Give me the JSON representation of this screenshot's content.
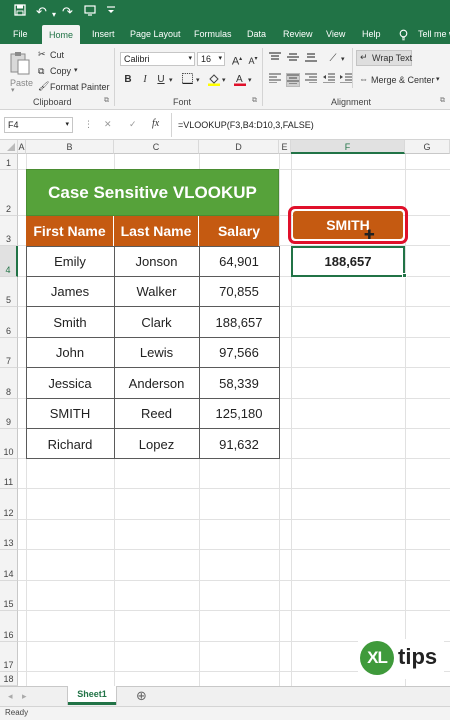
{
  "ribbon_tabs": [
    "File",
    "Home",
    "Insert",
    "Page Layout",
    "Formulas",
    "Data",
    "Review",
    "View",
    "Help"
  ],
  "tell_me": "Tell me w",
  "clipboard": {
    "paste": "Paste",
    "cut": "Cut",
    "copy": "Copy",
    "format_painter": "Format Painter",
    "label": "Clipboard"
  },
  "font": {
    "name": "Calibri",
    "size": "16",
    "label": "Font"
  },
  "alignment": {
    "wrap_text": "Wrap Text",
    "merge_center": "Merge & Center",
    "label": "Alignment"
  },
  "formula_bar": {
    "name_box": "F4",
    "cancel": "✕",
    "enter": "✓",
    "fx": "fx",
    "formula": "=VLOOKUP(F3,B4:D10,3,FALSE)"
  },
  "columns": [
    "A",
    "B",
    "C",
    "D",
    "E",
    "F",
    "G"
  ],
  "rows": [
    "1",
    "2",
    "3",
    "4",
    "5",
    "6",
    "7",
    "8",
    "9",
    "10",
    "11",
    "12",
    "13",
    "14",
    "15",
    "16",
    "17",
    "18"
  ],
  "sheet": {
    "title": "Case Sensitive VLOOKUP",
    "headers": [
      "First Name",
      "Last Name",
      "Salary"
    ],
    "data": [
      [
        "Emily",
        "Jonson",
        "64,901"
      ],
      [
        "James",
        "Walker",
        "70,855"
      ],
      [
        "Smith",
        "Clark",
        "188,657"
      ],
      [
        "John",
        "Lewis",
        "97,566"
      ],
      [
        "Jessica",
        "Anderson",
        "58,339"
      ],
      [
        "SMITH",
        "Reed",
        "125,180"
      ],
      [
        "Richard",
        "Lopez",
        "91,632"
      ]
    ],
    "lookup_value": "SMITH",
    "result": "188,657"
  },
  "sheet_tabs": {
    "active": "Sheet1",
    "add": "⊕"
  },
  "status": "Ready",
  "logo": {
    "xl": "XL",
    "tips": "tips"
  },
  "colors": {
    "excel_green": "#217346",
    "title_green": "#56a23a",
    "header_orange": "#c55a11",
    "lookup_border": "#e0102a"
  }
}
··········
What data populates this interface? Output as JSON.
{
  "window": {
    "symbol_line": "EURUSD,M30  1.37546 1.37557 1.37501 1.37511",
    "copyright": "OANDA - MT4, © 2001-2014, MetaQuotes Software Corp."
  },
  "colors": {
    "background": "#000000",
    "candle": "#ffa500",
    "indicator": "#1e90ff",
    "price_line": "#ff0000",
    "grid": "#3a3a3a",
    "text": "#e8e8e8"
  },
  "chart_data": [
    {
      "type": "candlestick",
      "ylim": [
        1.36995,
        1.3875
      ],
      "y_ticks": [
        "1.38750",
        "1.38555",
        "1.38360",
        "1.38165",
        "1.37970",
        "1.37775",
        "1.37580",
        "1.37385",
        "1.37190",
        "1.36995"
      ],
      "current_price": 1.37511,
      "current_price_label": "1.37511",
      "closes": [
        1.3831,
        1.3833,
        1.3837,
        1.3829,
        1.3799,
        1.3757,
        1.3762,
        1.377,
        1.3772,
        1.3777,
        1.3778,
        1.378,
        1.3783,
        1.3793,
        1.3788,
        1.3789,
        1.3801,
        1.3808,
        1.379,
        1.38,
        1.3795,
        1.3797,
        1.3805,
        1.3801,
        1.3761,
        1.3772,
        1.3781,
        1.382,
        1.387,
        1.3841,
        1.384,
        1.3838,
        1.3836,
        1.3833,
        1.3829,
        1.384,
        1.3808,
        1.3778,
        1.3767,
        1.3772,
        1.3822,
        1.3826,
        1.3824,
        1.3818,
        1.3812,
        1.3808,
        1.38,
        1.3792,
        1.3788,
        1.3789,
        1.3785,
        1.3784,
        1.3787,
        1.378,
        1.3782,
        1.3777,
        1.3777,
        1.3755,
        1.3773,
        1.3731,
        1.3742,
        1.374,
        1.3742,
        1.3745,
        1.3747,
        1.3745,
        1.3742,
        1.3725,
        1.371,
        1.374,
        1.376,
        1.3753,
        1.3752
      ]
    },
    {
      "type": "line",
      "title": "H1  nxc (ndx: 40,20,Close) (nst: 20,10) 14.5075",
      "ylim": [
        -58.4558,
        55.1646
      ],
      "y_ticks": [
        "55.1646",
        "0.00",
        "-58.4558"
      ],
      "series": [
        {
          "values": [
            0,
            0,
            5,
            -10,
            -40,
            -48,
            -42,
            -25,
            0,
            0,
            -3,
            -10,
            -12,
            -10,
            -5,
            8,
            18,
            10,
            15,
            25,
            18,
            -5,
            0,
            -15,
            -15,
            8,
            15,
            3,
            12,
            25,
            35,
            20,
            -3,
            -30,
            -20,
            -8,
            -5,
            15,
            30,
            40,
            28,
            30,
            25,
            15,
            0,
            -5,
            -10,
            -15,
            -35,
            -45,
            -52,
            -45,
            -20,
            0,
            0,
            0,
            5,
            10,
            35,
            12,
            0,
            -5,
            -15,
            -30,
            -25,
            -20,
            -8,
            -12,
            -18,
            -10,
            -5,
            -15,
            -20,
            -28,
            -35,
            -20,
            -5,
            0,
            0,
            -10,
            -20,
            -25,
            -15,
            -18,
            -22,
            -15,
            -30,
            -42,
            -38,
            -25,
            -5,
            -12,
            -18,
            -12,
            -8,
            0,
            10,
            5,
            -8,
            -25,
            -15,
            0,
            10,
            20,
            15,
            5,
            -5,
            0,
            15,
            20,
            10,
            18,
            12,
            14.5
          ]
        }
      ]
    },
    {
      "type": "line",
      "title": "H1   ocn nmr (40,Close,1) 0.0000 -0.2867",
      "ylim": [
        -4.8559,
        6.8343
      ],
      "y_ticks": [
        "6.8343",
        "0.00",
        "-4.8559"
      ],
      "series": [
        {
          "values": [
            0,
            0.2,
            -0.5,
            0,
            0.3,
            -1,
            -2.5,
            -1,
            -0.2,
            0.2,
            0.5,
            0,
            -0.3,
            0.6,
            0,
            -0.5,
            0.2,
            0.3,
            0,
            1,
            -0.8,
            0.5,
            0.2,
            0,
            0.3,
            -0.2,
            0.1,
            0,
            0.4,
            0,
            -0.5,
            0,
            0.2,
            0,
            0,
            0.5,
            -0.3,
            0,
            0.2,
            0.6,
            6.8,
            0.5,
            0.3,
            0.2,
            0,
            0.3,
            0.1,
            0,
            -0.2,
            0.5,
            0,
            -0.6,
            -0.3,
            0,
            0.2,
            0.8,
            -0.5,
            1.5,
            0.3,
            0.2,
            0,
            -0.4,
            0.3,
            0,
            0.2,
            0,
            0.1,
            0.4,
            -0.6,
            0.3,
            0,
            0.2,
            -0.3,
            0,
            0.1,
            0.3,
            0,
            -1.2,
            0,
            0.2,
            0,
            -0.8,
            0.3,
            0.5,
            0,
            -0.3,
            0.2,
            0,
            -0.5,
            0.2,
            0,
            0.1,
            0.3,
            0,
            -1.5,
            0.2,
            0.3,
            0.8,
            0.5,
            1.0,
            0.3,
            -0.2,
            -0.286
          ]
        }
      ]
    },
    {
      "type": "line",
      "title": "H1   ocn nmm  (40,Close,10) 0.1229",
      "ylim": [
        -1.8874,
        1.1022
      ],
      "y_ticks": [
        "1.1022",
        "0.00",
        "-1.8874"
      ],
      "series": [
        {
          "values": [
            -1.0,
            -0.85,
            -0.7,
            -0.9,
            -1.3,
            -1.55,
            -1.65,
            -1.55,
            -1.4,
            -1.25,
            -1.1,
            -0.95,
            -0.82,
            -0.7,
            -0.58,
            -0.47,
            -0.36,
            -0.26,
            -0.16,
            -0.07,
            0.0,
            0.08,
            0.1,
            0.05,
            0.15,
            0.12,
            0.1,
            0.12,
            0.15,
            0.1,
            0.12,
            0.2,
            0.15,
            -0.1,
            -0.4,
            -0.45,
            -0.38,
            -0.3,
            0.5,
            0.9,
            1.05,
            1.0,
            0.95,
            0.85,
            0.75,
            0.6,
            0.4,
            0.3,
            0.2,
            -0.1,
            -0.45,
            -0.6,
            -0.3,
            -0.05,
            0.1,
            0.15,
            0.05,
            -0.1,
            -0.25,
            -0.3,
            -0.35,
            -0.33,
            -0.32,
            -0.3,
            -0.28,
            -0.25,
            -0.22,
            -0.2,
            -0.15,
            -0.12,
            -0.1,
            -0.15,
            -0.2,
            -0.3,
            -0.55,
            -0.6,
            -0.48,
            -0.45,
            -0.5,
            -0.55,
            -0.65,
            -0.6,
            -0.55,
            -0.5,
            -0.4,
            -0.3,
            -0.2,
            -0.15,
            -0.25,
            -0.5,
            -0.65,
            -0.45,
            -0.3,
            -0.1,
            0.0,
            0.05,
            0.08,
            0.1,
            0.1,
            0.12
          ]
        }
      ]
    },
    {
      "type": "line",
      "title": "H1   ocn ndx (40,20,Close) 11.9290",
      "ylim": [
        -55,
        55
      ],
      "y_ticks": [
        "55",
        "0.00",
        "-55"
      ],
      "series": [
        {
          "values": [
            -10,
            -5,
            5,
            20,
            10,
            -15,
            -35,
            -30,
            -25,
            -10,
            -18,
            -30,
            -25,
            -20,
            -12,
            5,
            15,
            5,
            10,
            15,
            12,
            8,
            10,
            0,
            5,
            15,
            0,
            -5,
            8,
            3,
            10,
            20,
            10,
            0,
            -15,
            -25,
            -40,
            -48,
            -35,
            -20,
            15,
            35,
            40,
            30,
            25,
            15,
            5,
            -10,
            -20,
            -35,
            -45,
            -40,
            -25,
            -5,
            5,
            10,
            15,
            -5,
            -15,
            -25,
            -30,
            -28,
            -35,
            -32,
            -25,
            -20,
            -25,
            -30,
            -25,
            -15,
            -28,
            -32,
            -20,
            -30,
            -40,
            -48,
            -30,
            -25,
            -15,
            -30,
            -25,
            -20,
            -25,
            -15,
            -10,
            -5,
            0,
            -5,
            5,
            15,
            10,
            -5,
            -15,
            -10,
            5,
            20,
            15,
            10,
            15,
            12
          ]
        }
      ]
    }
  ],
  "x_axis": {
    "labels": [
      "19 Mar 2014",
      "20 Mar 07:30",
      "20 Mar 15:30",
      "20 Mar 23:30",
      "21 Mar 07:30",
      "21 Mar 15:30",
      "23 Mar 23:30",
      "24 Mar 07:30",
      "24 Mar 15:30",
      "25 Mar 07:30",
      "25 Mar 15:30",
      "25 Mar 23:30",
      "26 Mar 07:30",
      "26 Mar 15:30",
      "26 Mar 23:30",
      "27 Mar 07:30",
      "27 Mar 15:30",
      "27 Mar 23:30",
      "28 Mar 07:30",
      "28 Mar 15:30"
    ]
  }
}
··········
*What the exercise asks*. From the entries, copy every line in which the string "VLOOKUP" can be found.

*Solution to the exercise*.
    "formula": "=VLOOKUP(F3,B4:D10,3,FALSE)"
    "title": "Case Sensitive VLOOKUP",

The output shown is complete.